“Even in Chattogram he was looking to give some more air and more than anything else, he seemed to love every moment when he was bowling. He might not have practiced bowling in the nets, but certainly he does a lot of visualization and as far as I am concerned helps him a lot.”
Shakib echoed similar sentiments and said that he does have a different definition for fitness. The all-rounder also observed that “match fitness and being physically fit are two different things”.
”It depends on the individual player’s fitness on what can be termed match fit. Match fitness and being physically fit are two different things. There are many who bowl over after over, even fast bowlers who bowl 6-8 over spells but they don’t cross 10 in the beep test. There are others who get 10-13 in beep test but can’t bowl five overs on the trot.
“So definition of fitness is different in different places. I played four matches in the DPL in the heat and that helped me. I knew that the first two days in Chittagong were going to be difficult for me and then slowly it will be become easier It was about taking a chance but it was calculative,” Shakib told reporters.
The experienced left-arm spinner said that more than training, it was about whether he was doing it with a sense of purpose. ”I don’t think after playing for so many years I need 10 to 15 days. For me, three sessions are enough. If I am not playing, then maximum I need is five to six sessions (to prepare) and I don’t need more than that if I am fit. For me, training is not important, what is important is that whether I am doing it with a purpose.”

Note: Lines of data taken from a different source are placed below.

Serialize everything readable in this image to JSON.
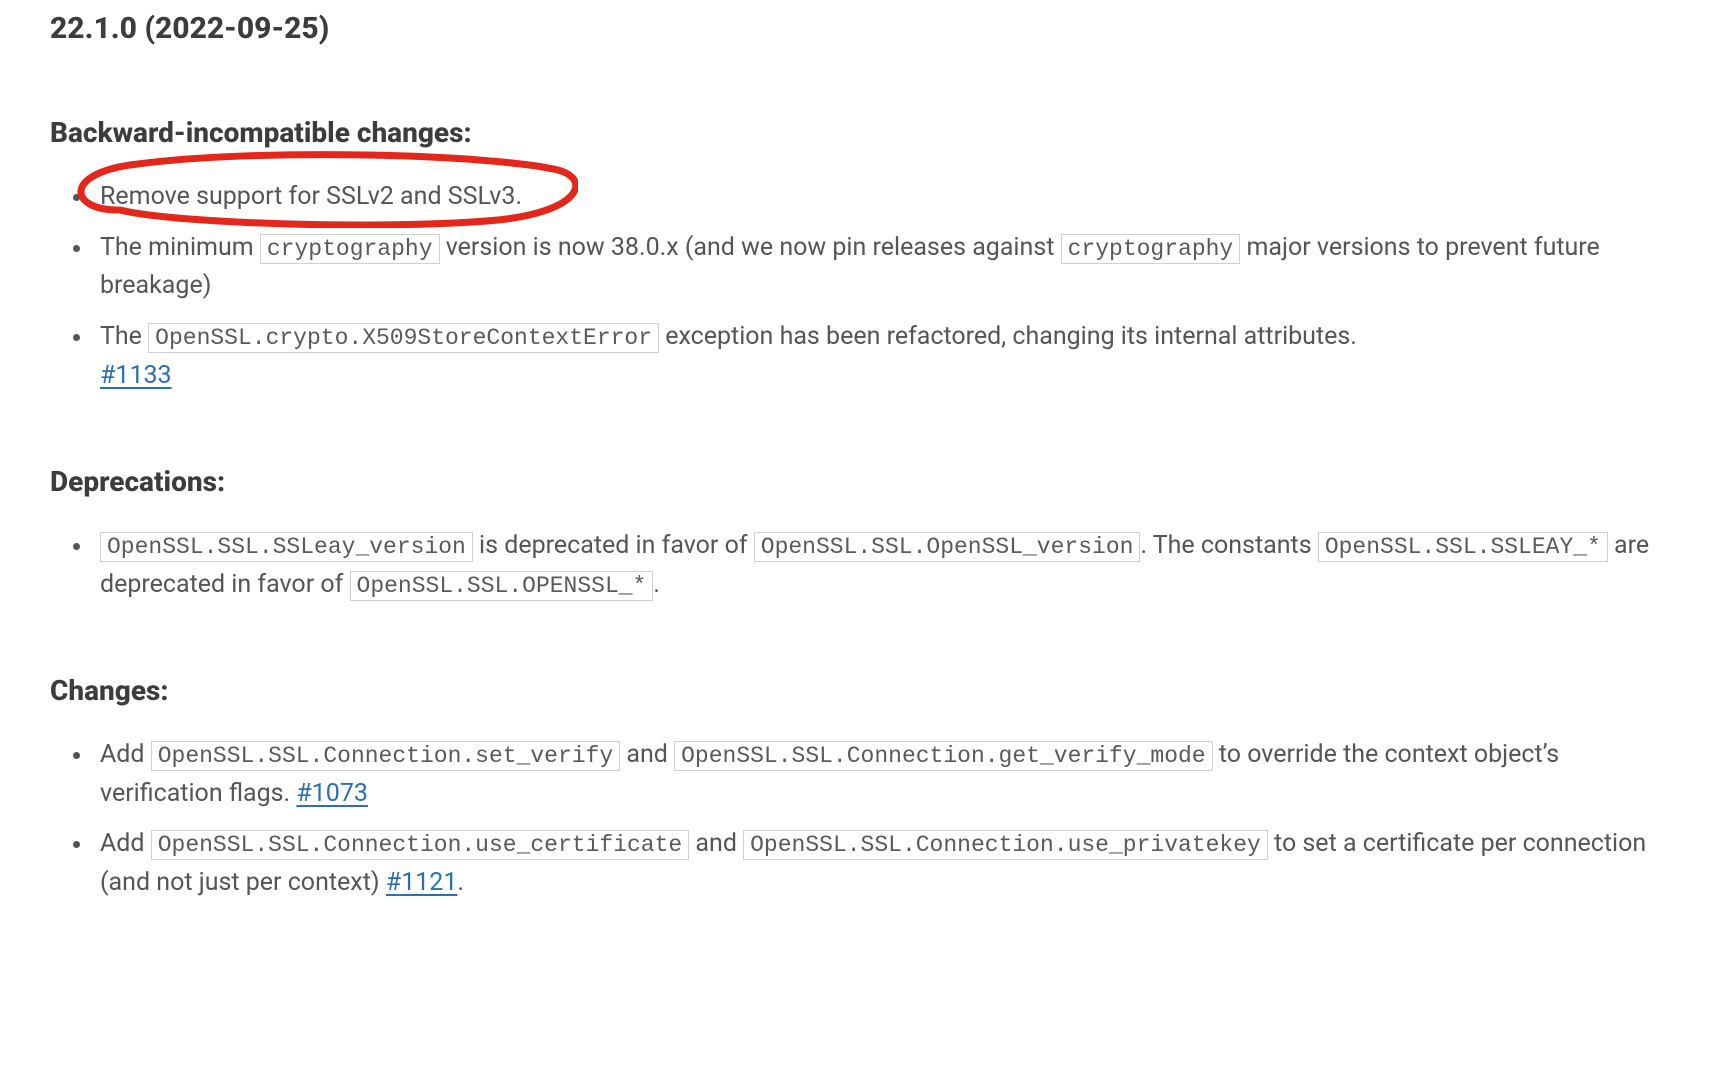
{
  "version_heading": "22.1.0 (2022-09-25)",
  "sections": {
    "backward": {
      "title": "Backward-incompatible changes:",
      "items": {
        "0": {
          "text": "Remove support for SSLv2 and SSLv3."
        },
        "1": {
          "pre1": "The minimum ",
          "code1": "cryptography",
          "mid1": " version is now 38.0.x (and we now pin releases against ",
          "code2": "cryptography",
          "post1": " major versions to prevent future breakage)"
        },
        "2": {
          "pre1": "The ",
          "code1": "OpenSSL.crypto.X509StoreContextError",
          "post1": " exception has been refactored, changing its internal attributes. ",
          "link_label": "#1133"
        }
      }
    },
    "deprecations": {
      "title": "Deprecations:",
      "items": {
        "0": {
          "code1": "OpenSSL.SSL.SSLeay_version",
          "mid1": " is deprecated in favor of ",
          "code2": "OpenSSL.SSL.OpenSSL_version",
          "mid2": ". The constants ",
          "code3": "OpenSSL.SSL.SSLEAY_*",
          "mid3": " are deprecated in favor of ",
          "code4": "OpenSSL.SSL.OPENSSL_*",
          "post": "."
        }
      }
    },
    "changes": {
      "title": "Changes:",
      "items": {
        "0": {
          "pre": "Add ",
          "code1": "OpenSSL.SSL.Connection.set_verify",
          "mid1": " and ",
          "code2": "OpenSSL.SSL.Connection.get_verify_mode",
          "post": " to override the context object’s verification flags. ",
          "link_label": "#1073"
        },
        "1": {
          "pre": "Add ",
          "code1": "OpenSSL.SSL.Connection.use_certificate",
          "mid1": " and ",
          "code2": "OpenSSL.SSL.Connection.use_privatekey",
          "post": " to set a certificate per connection (and not just per context) ",
          "link_label": "#1121",
          "tail": "."
        }
      }
    }
  }
}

In the ongoing Test series, Shakib hasn’t just been bowling long spells, but he has also bowled with penetration. The point can be exemplified by how he defeated Dimuth Karunaratne in the air and tempted him to drive in the second Test. The ball then turned to shatter the timber.
Shakib has bowled with delicious flight and mixed up his pace in the series. He also employed a wrong-un in the first Test – a delivery that feels could be a useful weapon in limited-overs..
”I did not work with my wrong-un but after bowling that I felt it can be helpful in ODIs and T20Is and felt that I should be working on it (wrong-un). Normally, when you are constantly playing ODIs and T20Is, your bowling shape and action tend to change.
“When you are playing Test matches, those things return after playing one or two games. I can get back the rhythm and that is good for me as it helps me for ODIs and T20s. I bowled more than 100 overs so far (in the series). Certainly when someone bowls so many overs, there will be lot of thinking and experiments.